Your goal —
Read through the records. Copy each line that has the word "title".

── Raw data ──

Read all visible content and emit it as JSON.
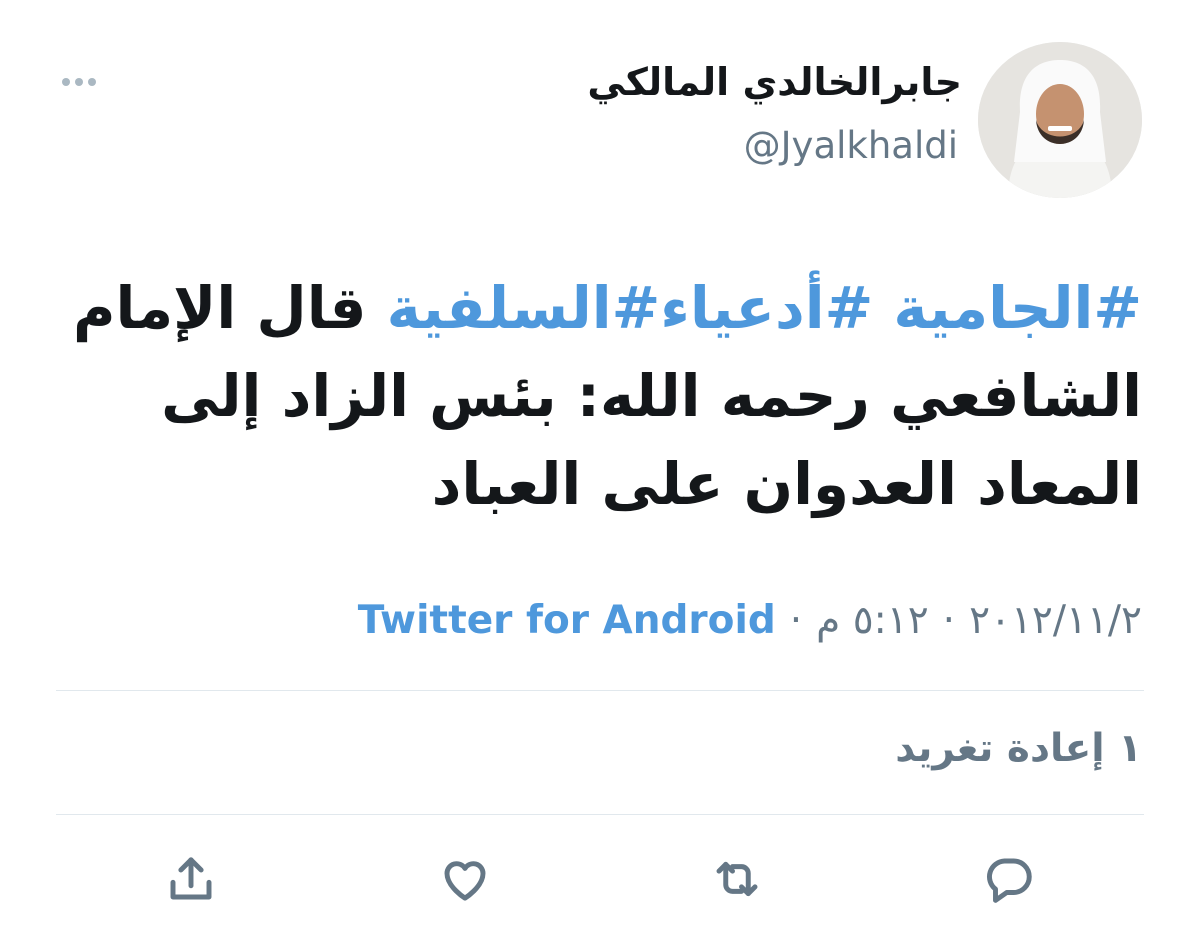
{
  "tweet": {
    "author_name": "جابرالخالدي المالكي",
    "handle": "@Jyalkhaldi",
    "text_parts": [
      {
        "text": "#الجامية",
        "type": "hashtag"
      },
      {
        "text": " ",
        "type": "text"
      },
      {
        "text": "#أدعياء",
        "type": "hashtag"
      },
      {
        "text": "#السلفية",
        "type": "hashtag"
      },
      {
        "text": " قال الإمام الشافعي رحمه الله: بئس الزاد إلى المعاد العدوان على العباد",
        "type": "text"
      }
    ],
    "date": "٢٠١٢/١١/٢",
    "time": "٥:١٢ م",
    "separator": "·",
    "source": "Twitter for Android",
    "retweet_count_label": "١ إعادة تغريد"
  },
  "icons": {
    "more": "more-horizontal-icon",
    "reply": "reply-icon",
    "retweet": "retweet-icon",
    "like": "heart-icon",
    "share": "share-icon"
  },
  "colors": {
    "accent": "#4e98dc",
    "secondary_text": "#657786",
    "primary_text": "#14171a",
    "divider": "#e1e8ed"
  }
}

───
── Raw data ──

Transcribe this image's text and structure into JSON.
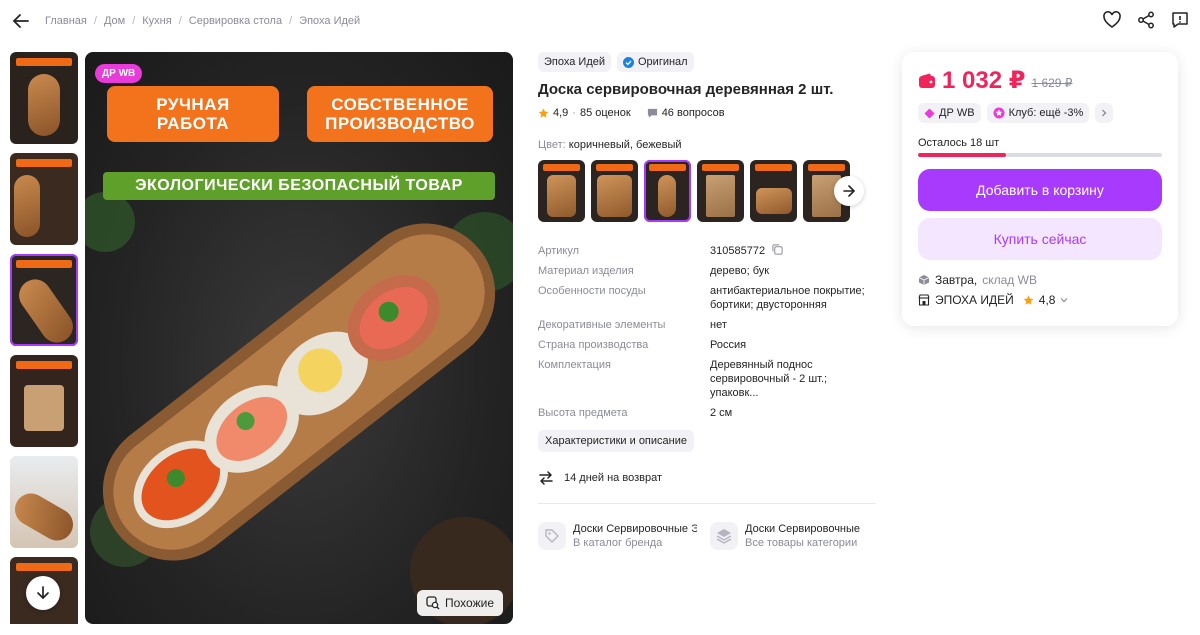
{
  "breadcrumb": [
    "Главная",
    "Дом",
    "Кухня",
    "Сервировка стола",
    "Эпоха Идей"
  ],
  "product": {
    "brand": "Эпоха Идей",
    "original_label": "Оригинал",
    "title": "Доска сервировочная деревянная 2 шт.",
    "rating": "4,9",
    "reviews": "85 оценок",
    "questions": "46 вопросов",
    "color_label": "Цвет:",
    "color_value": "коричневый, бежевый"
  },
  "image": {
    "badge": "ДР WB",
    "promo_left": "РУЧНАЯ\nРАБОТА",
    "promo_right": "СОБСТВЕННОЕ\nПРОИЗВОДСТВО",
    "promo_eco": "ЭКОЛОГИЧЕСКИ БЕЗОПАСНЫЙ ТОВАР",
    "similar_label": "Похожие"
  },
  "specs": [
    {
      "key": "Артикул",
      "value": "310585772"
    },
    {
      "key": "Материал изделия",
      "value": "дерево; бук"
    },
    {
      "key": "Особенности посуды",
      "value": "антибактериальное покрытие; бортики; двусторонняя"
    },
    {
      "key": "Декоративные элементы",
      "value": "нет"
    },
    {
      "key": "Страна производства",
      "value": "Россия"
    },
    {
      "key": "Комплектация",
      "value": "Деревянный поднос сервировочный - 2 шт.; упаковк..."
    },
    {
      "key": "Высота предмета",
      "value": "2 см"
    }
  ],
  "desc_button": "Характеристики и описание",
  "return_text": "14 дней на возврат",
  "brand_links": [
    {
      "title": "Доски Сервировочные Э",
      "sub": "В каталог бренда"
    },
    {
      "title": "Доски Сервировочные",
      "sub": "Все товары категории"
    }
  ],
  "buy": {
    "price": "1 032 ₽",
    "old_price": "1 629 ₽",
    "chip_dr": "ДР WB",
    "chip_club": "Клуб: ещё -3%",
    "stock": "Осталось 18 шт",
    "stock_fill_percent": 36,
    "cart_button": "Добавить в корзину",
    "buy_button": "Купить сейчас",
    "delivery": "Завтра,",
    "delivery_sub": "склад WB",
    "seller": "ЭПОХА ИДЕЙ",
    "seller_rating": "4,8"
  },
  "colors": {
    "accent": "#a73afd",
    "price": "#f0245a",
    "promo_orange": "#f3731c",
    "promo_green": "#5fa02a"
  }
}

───
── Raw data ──

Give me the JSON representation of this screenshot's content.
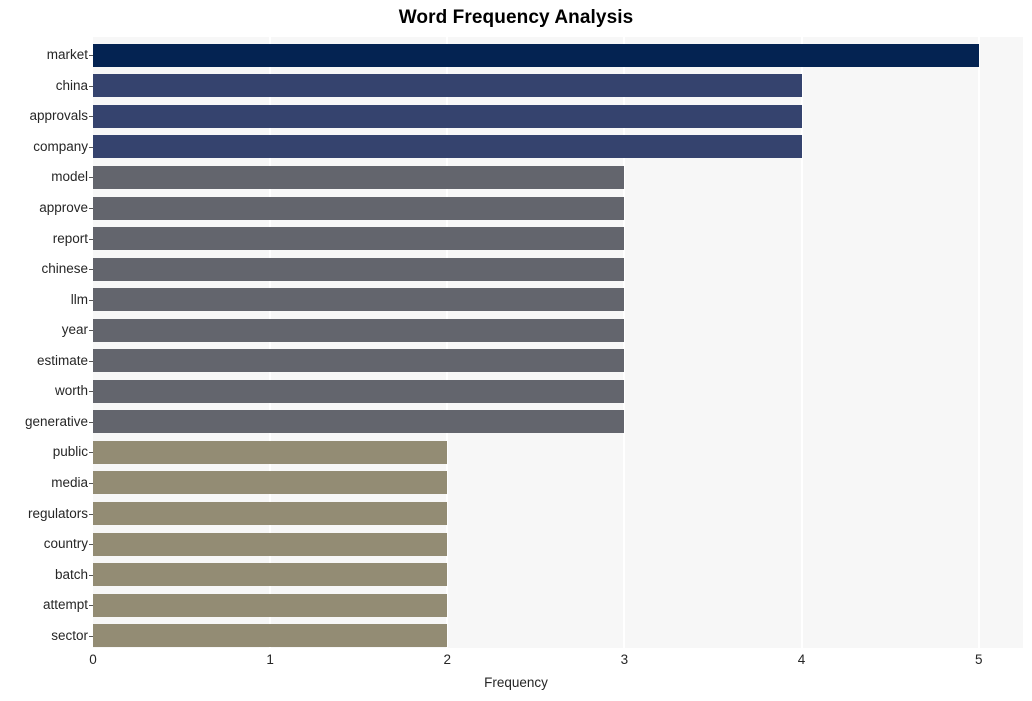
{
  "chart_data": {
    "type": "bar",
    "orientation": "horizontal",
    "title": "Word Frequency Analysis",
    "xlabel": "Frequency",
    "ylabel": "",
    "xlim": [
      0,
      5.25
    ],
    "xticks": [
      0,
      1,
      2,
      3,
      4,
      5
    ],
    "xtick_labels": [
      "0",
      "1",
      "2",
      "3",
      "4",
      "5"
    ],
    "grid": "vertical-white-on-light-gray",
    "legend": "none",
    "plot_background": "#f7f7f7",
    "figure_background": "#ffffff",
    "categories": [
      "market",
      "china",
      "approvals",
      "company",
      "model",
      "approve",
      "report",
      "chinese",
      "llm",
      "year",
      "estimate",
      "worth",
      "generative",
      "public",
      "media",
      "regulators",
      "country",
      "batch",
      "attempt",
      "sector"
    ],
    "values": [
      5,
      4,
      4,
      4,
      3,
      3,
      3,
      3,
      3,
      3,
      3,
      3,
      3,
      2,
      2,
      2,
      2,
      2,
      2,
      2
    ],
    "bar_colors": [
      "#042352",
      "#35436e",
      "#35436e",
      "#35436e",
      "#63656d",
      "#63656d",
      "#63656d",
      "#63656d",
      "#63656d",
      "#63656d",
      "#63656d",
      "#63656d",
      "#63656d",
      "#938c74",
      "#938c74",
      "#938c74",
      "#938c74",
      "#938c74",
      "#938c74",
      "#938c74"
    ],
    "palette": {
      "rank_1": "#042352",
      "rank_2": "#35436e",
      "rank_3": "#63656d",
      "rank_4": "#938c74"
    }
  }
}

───

Written response —
    "title": "Доска сервировочная деревянная 2 шт.",
      "title": "Доски Сервировочные Э",
      "title": "Доски Сервировочные",
    "title": "Word Frequency Analysis",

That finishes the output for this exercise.